Saturday, January 4, 2020

Lesson Plan Survey Data and Graphing

Students will use a survey to collect and then represent data in a picture graph(link) and a bar graph(link). Class: 3rd grade Duration: 45 minutes each on two class days Materials notebook paperpencil If working with students who need some visual assistance, you may wish to use actual graph paper rather than notebook paper. Key Vocabulary: survey, bar graph, picture graph, horizontal, vertical Objectives: Students will use a survey to collect data. Students will choose their scale and create a picture graph and bar graph to represent their data. Standards Met: 3.MD.3. Draw a scaled picture graph and a scaled bar graph to represent a data set with several categories. Lesson Introduction: Open up a discussion with the class about favorites. What is your favorite ice cream flavor? Topping? Syrup?

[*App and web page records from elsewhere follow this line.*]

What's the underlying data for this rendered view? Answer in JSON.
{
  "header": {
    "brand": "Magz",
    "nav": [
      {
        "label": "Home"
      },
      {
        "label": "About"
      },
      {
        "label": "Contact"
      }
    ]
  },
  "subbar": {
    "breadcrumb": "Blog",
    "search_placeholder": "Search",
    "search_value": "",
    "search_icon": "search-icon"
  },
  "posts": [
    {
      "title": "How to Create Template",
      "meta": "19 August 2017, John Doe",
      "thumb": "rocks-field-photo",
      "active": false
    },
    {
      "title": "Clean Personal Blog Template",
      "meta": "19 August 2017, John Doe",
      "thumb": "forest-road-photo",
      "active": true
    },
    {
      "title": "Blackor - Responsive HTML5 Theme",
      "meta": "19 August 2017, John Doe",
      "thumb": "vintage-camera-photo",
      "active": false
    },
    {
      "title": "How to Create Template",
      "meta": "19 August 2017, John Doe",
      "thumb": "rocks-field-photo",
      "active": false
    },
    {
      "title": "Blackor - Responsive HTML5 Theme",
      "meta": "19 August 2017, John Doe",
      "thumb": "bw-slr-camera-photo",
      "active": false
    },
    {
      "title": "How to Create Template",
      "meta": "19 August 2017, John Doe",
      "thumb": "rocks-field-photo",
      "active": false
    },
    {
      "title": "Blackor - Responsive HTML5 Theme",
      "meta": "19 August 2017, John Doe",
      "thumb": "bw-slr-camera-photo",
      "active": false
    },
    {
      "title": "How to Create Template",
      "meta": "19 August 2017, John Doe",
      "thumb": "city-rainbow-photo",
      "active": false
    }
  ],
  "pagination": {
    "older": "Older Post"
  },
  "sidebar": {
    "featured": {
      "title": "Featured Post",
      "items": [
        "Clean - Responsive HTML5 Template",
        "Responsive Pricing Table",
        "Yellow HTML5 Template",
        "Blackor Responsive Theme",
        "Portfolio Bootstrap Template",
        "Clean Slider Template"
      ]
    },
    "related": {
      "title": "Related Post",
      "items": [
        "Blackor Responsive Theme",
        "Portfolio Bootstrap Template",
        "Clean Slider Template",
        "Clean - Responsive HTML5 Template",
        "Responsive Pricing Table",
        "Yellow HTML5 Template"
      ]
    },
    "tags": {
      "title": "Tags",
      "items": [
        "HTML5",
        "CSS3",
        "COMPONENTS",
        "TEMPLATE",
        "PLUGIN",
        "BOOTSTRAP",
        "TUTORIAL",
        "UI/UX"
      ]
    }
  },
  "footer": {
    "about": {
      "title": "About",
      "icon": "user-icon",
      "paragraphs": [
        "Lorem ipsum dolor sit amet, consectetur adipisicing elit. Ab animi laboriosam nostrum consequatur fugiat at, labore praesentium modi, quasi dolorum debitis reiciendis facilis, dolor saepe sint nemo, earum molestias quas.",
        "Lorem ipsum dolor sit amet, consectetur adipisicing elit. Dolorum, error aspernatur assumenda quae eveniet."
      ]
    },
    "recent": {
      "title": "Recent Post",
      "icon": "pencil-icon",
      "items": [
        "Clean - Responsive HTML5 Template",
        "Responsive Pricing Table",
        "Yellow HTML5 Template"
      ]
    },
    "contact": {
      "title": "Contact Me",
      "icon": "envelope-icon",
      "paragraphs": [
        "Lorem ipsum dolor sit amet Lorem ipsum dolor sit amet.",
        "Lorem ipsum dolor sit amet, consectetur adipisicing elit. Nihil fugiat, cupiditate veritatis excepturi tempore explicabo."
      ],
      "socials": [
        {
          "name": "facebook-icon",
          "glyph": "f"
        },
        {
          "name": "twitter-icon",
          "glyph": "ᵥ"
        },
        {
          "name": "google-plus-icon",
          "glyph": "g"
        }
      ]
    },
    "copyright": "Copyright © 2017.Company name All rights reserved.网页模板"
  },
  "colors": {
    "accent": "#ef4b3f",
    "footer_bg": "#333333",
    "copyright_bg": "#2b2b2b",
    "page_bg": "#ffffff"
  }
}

What is your favorite fruit? Your favorite vegetable? Your favorite school subject? Book? In most third grade classrooms, this is a sure-fire way to get kids excited and sharing their opinions. If doing a survey and graphing for the first time, it might be helpful to choose one of these favorites and do a quick survey of your students so that you have data to a model in the steps below. Step-by-Step Procedure Students design a survey. Give your survey participants no more than 5 choices to pick from. Make predictions about the survey results.Conduct the survey. There are many things that you can do to set your students up for success here. A free-for-all survey will result in poor results and a headache for the teacher! My suggestion would be to set expectations early in the lesson and also model the correct behavior for your students.Total the results of the survey. Prepare for the next part of the lesson by having students find the range of responses - the category with the least number of people who selected that item as their favorite, and the category with the most.Set up the graph. Have students draw their horizontal axis and then the vertical axis. Ask students to write their categories (fruit choices, pizza toppings, etc.) below the horizontal axis. Make sure these categories are well-spaced so that their graph will be easily read.Now is the time to talk to students about the numb ers that will go on the vertical axis. If they surveyed 20 people, they will either need to number from 1-20 or create hash marks for every two people, for every five people, etc. Model this thought process with a graph of your own so that students can make this decision.Have students complete their picture graph first. Brainstorm with students what pictures could represent their data. If they have surveyed others about ice cream flavors, they can draw one ice cream cone to represent one person (or two people, or five people, depending on what scale they have chosen in Step 4.). If surveying people about their favorite fruits, they could choose an apple to represent the number of people choosing apples, a banana for those who chose bananas, etc.When the picture graph is finished, students will have an easier time constructing their bar graph. They have already designed their scale and know how far up the vertical axis each category should go. All they need to do now is draw the bars for each category. Homework/Assessment: Over the course of the next week, have students ask friends, family, neighbors (remembering safety issues here) to respond to their initial survey. Adding this data in with the classroom data, have them create an additional bar and picture graph. Evaluation: After students have added their family and friends data to their initial survey data, use the results of the completed survey and their final graphs to evaluate their understanding of the lesson objectives. Some students may merely struggle with creating an appropriate scale for their vertical axis, and these students could be placed in a small group for some practice in this skill. Others may have trouble with representing their data in both types of graphs. If a considerable number of students fall into this category, plan to reteach this lesson in a few weeks. Students love surveying others, and this is an excellent way to review and practice their graphing skills.